"Is Nimoy into fat chicks?"

Apparently that's the first thing a lot of folks think when they first walk into Richard Michelson's art gallery in Northampton, currently hosting the good doctor Spock's exhibition of obese lady fat-agraphs.

Mr. Nimoy, who shoots artsy portraits of overweight naked women in an effort to destabilize the skinny industry, would not confirm or deny the charge this weekend, telling Sunday Styles that while he does not "necessarily" find them sexually attractive, he does think they are "beautiful," "full-bodied, full-blooded human beings."
"People will think what they're going to think," Nimoy tells Styles. "I understand that."

Nimoy didn't care about obesity until he got pretty old. These days, he is a passionate critic of the fashion industry—so passionate, it seems, that he has trouble speaking without his breath getting thick:

The average American woman, according to articles I've read, weighs 25 percent more than the models who are showing the clothes they are being sold," Mr. Nimoy said, his breathing slightly labored by allergies and a mild case of emphysema. "So, most women will not be able to look like those models. But they're being presented with clothes, cosmetics, surgery, diet pills, diet programs, therapy, with the idea that they can aspire to look like those people. It's a big, big industry. Billions of dollars. And the cruelest part of it is that these women are being told, 'You don't look right.'

When did Nimoy first catch the bug? According to Styles, it was eight years ago, when he was in Nevada, showing photos he'd taken of naked Jewesses. At some point during or after Nimoy's presentation, a 250-pound woman came up to him and asked if he wanted to take pictures of her, "a different body type."

He agreed, and she came to the studio at his Tahoe house.
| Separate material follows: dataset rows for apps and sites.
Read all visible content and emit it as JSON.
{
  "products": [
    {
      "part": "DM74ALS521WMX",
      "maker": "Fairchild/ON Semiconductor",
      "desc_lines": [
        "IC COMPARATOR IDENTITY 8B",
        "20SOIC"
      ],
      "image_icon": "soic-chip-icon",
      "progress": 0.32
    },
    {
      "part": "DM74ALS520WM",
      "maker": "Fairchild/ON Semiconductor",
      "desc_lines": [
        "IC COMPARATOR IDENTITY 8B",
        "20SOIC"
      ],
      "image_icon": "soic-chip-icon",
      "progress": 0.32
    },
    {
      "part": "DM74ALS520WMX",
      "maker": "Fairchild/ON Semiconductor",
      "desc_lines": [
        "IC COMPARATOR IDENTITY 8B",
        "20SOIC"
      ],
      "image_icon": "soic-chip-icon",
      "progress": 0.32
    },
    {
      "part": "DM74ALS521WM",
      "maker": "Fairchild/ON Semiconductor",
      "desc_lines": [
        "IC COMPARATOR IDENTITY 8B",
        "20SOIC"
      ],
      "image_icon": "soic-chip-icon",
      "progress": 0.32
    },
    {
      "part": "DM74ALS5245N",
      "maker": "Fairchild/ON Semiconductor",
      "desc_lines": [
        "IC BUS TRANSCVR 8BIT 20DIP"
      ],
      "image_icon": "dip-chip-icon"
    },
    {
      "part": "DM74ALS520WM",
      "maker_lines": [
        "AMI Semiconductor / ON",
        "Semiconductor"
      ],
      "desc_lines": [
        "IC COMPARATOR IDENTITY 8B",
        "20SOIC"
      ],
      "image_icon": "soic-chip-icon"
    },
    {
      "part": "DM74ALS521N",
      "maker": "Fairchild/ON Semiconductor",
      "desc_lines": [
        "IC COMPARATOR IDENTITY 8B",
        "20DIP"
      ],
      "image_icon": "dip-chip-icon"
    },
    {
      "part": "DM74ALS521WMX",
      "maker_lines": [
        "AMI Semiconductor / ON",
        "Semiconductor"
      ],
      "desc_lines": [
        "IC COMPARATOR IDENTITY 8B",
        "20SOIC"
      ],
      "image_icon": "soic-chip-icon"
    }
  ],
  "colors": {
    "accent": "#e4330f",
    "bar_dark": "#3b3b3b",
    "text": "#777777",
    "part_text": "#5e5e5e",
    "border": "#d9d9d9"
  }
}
She arrived with all sorts of clothes and props, "as if she were playing a farmer's wife in a butter commercial," he said.

At first, the lady kept her clothes on, but Nimoy's wife Susan, who was on hand as an assistant, had other plans. "No, we want to shoot nude," she said. The model did as she was told, and after removing her clothes, laid down on a table.

At first Mr. Nimoy was very nervous, he said.

"The nudity wasn't the problem," he said, "but I'd never worked with that kind of a figure before. I didn't quite know how to treat her. I didn't want to do her some kind of injustice. I was concerned that I would present this person within the envelope of an art form."

But soon he relaxed into it, lulled by the clicking of the camera and the woman's comfort with her body.

In conclusion, Leonard Nimoy wants to kiss a million fat ladies on the face and drown his breathing in their burly flesh. This is a hilarious notion!—LEON

Girth and Nudity: A Pictorial Mission [NYT]